In my new album, I’m experimenting with a new way to make music. Actually, it’s the same way I made my first demos, mixing physical instruments with digital ones. But the way I’m working now is very different from how I made all my previous published music, which is with a computer. The PC here is mostly used to assemble live recordings, multitracked on a digital recorder (which is a very different beast than a computer, simpler, less intrusive, no huge monitor, no email) and then exported.
One of the advantages of working this way is that it keeps me essential: I can’t replace a sound I don’t like, or add another sampler, and mix in an extra percussion loop. I need to figure out beforehand which guitars to use, the settings, the amp, the key – the whole sound. And I need to have a feel for the finished music way before I used to. This keeps me very essential: many of the songs have 6, 7 tracks, the largest has 12. The music becomes spare and functional, although the album is full of hidden parts, that camouflage themselves in the mix and give it a different sound (a trick I’ve learned from JJ Cale).
But despite the major change, there is something constant in my music, right from the very beginning, whether made with a computer and samplers or with dobros and ukulele. It’s the idea that music is a place, a sonic location where the listeners are taken, and where they can stay for a bit, explore it, get a feel.

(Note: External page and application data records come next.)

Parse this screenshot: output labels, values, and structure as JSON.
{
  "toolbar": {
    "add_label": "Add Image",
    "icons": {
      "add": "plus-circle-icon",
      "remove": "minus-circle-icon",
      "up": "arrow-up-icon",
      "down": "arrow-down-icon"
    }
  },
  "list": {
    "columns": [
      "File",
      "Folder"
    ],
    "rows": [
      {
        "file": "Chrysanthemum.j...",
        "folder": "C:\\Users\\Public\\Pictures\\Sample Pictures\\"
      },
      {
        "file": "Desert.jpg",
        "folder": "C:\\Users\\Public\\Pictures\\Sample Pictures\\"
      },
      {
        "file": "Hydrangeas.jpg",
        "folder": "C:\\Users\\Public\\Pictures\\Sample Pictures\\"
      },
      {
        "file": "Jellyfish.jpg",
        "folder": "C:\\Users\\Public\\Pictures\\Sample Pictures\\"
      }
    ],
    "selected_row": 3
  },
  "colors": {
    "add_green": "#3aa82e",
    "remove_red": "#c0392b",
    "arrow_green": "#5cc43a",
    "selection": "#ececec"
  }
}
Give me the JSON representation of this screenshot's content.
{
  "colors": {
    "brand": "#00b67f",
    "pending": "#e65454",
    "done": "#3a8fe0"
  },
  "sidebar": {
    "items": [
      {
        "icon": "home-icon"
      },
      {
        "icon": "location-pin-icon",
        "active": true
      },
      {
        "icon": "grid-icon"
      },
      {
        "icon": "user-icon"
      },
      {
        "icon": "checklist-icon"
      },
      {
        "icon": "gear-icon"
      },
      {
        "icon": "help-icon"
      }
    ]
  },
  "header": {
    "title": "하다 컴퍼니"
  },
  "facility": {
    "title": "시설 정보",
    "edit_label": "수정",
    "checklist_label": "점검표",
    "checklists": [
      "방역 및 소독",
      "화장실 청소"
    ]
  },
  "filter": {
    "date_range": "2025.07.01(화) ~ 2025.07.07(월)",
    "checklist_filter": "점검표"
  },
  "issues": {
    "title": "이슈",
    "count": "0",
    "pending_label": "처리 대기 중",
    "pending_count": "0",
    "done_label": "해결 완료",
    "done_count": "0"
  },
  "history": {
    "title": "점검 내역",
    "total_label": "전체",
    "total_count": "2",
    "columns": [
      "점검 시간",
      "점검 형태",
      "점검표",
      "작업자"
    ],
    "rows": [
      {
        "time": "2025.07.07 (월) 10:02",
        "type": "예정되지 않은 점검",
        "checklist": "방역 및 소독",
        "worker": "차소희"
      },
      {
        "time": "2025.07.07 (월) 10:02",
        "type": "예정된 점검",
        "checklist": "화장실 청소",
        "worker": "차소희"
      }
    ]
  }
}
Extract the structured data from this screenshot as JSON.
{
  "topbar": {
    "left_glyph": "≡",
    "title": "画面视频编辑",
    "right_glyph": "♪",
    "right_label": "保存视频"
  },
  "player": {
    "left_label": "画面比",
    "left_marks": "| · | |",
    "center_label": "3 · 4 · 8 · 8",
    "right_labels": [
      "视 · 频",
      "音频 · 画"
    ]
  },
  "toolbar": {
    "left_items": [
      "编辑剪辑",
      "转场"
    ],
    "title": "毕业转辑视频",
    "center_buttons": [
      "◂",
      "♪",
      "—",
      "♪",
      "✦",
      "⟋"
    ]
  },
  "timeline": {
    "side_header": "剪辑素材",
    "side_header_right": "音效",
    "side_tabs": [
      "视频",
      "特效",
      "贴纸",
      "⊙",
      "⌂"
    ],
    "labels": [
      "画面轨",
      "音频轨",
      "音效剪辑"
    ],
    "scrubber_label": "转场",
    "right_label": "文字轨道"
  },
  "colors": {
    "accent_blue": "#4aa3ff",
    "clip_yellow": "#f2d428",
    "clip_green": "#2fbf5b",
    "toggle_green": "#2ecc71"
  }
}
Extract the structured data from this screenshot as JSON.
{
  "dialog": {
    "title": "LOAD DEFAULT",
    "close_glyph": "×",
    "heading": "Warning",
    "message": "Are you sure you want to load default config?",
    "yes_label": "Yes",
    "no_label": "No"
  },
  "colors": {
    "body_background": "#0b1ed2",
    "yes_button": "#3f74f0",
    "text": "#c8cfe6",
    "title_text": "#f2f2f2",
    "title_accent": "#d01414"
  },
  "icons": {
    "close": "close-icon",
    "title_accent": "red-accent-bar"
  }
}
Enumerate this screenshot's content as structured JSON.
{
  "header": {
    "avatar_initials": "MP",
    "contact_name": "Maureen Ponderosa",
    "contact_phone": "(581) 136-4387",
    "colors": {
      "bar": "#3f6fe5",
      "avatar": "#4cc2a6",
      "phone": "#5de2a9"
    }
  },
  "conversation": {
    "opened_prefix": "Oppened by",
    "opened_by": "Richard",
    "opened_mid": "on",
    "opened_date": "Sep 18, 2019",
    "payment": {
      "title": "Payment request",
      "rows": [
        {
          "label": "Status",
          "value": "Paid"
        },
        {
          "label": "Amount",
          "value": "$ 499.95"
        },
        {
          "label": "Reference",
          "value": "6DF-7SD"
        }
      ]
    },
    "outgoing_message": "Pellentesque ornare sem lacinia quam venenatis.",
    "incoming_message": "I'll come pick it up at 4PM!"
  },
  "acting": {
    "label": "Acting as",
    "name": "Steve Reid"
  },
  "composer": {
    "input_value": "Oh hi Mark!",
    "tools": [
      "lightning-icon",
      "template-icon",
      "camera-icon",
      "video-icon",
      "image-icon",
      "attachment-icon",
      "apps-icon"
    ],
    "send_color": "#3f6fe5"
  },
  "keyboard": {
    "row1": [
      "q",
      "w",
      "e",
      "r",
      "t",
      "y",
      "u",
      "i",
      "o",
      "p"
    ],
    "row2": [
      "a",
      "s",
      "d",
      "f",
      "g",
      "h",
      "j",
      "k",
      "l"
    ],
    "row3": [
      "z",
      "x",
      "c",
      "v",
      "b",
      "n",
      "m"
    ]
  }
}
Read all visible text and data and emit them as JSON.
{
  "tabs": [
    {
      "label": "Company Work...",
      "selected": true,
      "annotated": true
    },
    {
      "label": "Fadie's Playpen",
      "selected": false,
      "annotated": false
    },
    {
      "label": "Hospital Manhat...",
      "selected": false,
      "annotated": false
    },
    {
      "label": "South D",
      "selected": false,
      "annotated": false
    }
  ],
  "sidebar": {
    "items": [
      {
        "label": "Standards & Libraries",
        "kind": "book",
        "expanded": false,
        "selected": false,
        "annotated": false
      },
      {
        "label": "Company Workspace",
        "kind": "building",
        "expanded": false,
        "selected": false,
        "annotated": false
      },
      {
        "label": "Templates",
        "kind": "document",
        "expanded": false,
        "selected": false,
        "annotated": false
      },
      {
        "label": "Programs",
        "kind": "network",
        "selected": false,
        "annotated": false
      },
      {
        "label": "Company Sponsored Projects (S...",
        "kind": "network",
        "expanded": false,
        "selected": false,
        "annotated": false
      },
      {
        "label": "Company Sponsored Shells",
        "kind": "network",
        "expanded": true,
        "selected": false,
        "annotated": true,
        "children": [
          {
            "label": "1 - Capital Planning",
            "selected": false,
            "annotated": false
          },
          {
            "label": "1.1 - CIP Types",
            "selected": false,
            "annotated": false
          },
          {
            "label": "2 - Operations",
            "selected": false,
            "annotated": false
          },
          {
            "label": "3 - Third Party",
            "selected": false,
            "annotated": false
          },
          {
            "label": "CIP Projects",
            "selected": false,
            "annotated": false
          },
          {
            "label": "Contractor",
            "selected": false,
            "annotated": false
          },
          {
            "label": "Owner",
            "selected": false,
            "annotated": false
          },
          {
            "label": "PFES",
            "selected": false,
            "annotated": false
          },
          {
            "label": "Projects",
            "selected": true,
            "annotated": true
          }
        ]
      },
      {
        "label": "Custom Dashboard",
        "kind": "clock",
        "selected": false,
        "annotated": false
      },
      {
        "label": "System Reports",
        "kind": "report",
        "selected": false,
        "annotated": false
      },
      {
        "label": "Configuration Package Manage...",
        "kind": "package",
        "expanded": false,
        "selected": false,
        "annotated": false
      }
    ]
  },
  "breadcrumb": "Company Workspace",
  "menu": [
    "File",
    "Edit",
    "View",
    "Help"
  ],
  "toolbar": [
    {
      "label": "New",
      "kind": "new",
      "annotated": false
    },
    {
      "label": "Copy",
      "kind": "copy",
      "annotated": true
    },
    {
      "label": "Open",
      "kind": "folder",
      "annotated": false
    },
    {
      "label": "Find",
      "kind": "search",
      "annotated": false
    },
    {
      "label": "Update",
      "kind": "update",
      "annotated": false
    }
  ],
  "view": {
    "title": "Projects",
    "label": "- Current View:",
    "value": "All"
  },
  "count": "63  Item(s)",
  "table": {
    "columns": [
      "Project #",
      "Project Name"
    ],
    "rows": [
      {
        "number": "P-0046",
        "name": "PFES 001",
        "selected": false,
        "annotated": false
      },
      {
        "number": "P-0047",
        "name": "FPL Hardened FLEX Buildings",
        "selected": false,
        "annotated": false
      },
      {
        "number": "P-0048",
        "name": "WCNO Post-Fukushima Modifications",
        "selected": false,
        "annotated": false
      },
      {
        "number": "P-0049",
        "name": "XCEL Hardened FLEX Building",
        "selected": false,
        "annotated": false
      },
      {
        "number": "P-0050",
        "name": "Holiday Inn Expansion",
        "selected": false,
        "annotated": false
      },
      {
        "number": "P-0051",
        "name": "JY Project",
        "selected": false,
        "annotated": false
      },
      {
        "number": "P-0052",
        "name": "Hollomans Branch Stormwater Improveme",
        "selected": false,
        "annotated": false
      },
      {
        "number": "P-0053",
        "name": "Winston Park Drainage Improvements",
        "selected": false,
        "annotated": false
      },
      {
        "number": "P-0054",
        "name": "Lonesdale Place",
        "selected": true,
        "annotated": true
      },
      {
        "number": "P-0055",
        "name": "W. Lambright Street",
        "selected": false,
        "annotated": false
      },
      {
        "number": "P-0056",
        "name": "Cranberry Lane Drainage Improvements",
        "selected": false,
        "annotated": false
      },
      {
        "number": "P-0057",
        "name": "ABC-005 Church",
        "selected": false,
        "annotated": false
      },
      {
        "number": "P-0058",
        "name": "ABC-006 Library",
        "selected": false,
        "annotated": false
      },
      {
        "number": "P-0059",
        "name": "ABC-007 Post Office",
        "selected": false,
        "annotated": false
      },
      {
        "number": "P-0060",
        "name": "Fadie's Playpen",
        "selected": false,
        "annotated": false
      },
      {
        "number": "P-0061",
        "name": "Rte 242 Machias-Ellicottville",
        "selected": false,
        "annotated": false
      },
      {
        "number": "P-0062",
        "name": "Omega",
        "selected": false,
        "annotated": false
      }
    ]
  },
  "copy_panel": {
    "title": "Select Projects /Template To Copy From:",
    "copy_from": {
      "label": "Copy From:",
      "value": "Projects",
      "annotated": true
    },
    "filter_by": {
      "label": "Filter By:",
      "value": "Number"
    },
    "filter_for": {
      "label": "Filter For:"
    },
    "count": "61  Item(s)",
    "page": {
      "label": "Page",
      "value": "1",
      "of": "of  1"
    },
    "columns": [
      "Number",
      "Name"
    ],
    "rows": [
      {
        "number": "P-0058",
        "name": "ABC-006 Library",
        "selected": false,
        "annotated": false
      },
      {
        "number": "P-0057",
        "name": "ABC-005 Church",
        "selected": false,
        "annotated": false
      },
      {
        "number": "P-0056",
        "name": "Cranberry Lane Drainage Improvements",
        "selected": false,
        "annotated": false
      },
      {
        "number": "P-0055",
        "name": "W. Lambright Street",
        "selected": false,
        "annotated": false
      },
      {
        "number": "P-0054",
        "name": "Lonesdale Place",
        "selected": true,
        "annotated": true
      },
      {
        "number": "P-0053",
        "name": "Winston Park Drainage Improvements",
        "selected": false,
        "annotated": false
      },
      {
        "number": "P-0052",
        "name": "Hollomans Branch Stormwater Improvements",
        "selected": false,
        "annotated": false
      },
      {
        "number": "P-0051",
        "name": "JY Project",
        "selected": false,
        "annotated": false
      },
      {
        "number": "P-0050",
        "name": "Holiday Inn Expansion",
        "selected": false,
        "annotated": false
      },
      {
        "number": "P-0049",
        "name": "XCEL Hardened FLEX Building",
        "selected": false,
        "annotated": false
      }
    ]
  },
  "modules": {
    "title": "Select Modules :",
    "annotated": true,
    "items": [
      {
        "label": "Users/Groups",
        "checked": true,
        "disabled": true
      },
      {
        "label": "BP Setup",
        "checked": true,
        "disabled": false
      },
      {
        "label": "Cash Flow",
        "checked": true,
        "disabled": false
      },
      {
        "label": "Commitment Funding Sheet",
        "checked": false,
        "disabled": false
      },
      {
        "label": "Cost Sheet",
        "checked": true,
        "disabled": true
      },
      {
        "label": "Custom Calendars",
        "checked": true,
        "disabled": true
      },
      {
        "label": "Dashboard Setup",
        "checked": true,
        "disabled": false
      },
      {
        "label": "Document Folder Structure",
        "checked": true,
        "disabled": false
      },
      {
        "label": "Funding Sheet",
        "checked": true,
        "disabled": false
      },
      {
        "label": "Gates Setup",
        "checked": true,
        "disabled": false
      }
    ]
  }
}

If they like it, they can come back and stay some more – by replaying the tune.
Here’s So What, a track from my second demotape, which I made in 1986. Drum Machine, Guitar (4 parts, overdubbed and pre-bounced), Bass, Delay, Phaser and Turntable (sorry Karlheinz, I was young and reckless, I couldn’t resist). Recorded and mixed on a Tascam 244 Portastudio 4 Track Cassette recorder.